- [Exercise goal] Of all the lines in the material, how many carry the string "source"? Respond with the number by itself.

- [Data to use]
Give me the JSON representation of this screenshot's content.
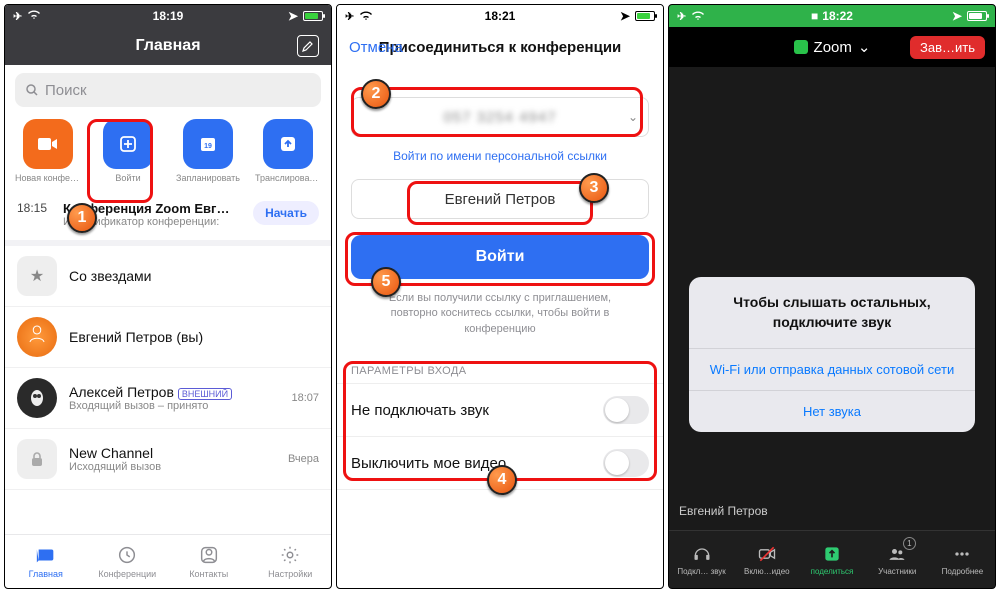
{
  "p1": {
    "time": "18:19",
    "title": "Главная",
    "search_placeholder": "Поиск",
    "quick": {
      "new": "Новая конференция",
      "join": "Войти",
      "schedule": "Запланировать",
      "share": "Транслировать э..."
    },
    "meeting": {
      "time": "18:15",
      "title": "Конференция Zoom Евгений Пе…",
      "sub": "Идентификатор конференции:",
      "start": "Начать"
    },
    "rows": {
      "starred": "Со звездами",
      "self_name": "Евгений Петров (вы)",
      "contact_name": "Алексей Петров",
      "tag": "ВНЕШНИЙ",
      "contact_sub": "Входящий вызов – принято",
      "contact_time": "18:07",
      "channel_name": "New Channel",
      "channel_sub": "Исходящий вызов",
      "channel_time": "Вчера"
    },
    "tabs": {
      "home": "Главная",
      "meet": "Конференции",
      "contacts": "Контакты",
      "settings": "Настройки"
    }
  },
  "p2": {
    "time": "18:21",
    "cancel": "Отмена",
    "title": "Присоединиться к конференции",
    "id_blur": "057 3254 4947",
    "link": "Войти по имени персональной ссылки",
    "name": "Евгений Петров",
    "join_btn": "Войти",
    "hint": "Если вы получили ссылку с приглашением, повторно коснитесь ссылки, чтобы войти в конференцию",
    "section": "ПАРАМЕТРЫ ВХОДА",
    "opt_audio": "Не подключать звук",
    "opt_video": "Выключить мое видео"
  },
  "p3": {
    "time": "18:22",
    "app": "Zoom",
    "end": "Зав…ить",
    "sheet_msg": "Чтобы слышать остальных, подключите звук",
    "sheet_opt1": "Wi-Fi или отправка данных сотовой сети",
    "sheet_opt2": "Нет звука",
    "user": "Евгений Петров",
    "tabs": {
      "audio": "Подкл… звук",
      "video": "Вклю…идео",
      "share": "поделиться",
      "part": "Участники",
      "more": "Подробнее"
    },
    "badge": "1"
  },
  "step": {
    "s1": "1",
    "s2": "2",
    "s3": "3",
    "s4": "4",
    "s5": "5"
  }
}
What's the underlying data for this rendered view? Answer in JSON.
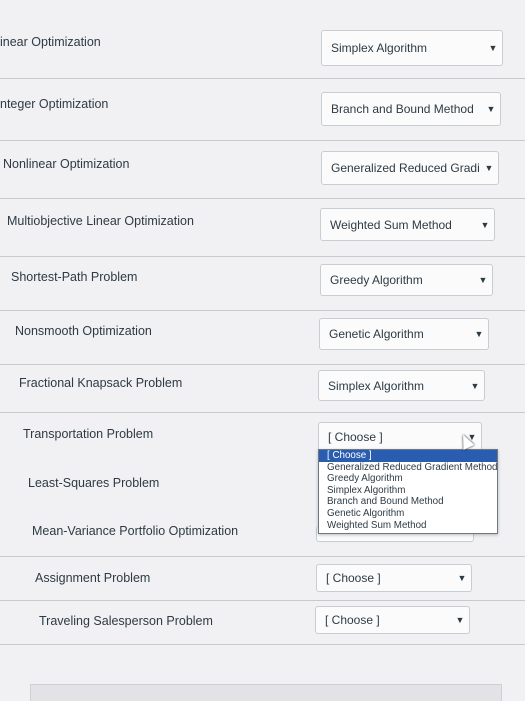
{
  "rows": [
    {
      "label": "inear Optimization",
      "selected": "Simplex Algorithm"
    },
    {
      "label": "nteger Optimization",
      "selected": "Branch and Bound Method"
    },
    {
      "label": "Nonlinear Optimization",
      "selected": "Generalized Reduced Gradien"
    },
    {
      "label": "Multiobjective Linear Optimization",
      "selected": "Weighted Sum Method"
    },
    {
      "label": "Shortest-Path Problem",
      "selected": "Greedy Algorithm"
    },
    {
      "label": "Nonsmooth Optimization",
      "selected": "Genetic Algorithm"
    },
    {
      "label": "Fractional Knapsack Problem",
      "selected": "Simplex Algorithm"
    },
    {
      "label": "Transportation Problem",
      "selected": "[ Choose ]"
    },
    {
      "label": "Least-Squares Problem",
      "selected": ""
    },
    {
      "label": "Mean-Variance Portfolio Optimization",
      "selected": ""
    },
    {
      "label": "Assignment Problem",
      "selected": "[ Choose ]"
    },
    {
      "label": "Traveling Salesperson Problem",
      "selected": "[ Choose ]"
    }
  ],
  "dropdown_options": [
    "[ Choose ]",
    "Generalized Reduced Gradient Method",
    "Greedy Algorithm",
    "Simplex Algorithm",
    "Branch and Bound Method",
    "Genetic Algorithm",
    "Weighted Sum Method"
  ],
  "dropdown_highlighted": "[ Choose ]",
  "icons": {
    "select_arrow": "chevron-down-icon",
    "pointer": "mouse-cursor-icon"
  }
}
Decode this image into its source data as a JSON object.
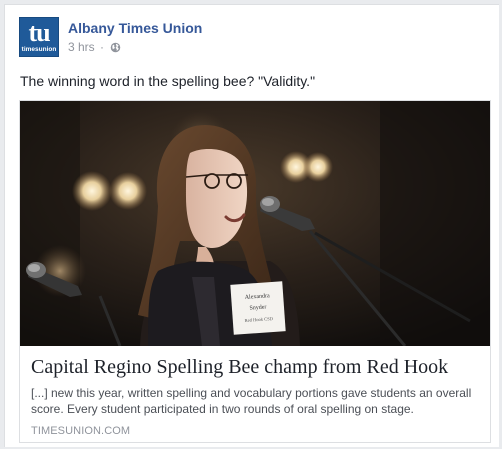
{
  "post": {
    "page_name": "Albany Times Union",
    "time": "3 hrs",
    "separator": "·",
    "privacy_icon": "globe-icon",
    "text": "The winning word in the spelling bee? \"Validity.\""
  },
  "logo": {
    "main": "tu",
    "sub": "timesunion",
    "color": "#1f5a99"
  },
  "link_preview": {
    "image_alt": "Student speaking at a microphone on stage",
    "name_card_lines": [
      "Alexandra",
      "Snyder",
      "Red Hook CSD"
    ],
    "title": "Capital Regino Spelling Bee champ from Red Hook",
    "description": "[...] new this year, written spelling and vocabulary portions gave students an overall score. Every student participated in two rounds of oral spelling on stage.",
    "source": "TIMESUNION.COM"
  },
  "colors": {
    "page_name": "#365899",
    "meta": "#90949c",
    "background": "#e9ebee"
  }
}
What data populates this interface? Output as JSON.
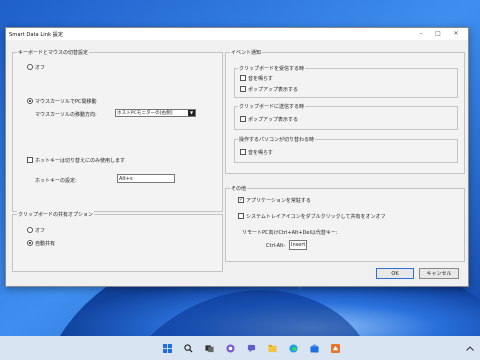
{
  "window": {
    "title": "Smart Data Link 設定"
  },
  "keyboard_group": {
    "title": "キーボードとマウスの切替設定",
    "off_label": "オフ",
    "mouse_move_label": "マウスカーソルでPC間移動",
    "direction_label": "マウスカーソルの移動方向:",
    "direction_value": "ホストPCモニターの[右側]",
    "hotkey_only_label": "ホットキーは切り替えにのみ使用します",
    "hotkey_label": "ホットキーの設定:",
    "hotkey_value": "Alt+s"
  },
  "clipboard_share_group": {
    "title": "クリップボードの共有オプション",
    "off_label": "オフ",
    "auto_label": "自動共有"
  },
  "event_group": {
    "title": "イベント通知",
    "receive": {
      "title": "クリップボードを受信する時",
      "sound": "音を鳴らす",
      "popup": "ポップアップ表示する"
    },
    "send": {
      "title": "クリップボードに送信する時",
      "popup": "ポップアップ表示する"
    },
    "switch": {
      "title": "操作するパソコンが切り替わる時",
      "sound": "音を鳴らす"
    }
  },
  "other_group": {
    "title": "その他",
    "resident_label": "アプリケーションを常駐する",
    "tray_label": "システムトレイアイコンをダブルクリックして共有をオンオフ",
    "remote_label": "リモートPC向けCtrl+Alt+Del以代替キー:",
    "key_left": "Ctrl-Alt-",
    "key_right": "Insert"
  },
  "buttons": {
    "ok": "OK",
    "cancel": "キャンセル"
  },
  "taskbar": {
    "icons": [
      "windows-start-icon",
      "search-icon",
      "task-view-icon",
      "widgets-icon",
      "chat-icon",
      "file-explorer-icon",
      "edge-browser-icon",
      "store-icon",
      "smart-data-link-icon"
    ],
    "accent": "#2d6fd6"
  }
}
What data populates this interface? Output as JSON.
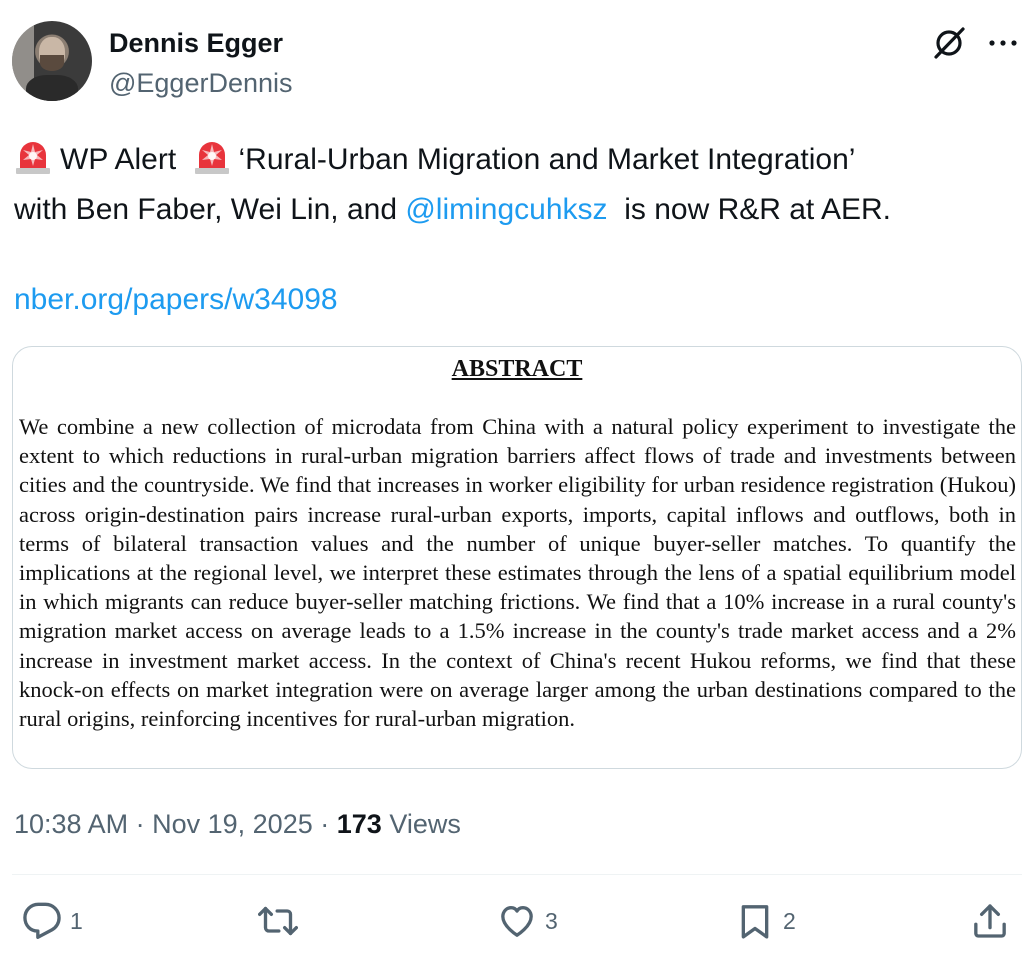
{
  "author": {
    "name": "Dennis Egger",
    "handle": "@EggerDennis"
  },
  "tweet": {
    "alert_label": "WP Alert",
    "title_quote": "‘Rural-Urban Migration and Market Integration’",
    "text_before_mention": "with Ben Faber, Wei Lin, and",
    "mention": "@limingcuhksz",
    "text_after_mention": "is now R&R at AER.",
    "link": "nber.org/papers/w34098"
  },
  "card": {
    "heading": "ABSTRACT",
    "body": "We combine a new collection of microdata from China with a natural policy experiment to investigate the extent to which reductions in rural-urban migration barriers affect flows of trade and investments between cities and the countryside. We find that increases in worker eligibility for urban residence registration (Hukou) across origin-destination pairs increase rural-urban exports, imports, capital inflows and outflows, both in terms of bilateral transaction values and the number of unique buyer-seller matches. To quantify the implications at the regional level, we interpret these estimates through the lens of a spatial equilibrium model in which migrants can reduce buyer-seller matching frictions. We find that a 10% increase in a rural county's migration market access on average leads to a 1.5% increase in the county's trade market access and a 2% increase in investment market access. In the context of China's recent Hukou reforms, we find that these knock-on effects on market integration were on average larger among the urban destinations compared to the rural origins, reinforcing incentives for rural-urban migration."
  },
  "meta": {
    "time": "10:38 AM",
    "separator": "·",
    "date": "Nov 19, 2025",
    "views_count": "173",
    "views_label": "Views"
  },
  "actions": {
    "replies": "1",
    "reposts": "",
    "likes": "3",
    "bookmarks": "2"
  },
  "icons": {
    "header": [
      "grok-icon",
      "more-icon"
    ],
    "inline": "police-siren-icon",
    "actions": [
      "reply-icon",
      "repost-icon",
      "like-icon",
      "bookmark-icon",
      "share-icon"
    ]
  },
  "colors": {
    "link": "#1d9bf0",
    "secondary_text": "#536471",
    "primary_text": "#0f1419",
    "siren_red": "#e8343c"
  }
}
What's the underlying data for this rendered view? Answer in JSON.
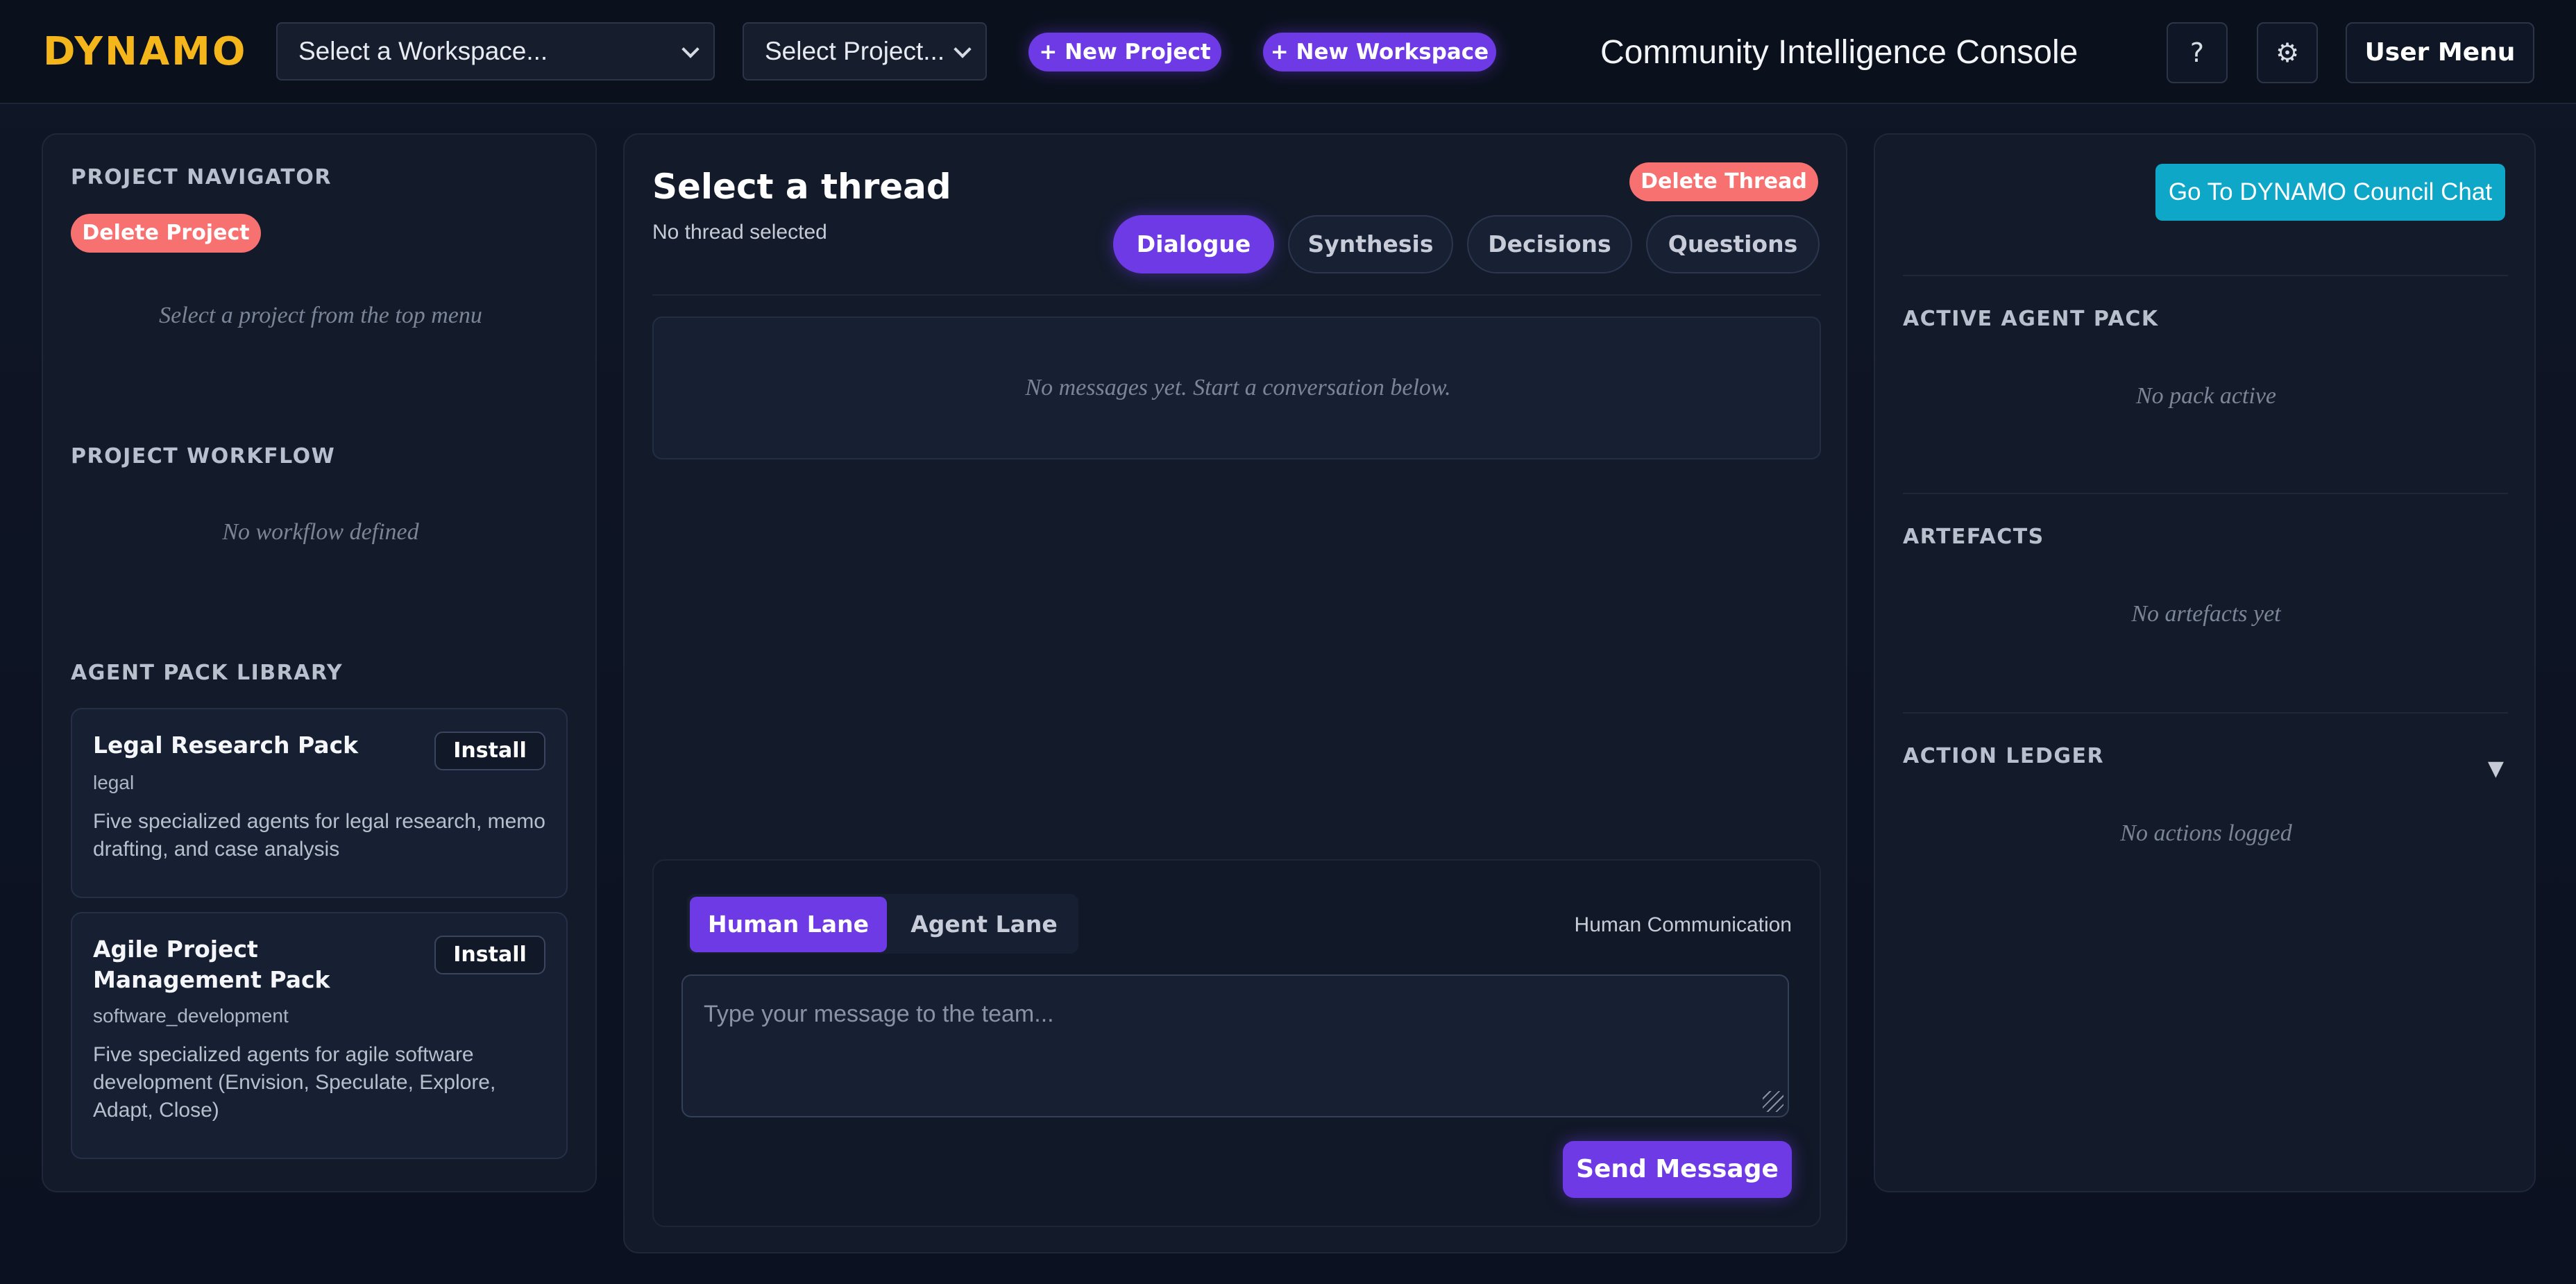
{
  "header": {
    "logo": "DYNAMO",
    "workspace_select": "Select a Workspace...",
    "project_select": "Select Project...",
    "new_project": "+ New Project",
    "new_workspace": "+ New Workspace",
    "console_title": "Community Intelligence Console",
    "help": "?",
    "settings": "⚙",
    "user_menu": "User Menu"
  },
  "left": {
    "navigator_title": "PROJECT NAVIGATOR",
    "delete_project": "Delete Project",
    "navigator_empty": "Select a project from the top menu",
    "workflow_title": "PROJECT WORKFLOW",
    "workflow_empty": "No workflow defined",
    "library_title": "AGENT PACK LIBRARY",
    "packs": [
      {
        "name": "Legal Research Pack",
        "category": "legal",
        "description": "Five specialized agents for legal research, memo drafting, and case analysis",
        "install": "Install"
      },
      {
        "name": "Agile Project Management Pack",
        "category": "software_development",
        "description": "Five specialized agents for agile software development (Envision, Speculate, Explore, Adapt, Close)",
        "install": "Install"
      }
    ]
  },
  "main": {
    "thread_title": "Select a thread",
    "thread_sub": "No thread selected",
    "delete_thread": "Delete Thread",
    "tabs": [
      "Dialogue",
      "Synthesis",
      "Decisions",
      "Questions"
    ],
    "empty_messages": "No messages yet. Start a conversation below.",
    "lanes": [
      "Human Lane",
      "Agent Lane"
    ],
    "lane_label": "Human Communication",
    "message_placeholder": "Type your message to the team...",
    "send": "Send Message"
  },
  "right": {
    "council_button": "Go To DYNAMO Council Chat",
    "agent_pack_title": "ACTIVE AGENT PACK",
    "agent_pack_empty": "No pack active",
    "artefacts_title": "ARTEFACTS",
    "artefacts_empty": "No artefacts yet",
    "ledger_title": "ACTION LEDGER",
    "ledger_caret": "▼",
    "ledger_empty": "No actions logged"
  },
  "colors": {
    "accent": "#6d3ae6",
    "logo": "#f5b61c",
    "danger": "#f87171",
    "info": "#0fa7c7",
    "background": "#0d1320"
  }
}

- [Response to the exercise] 2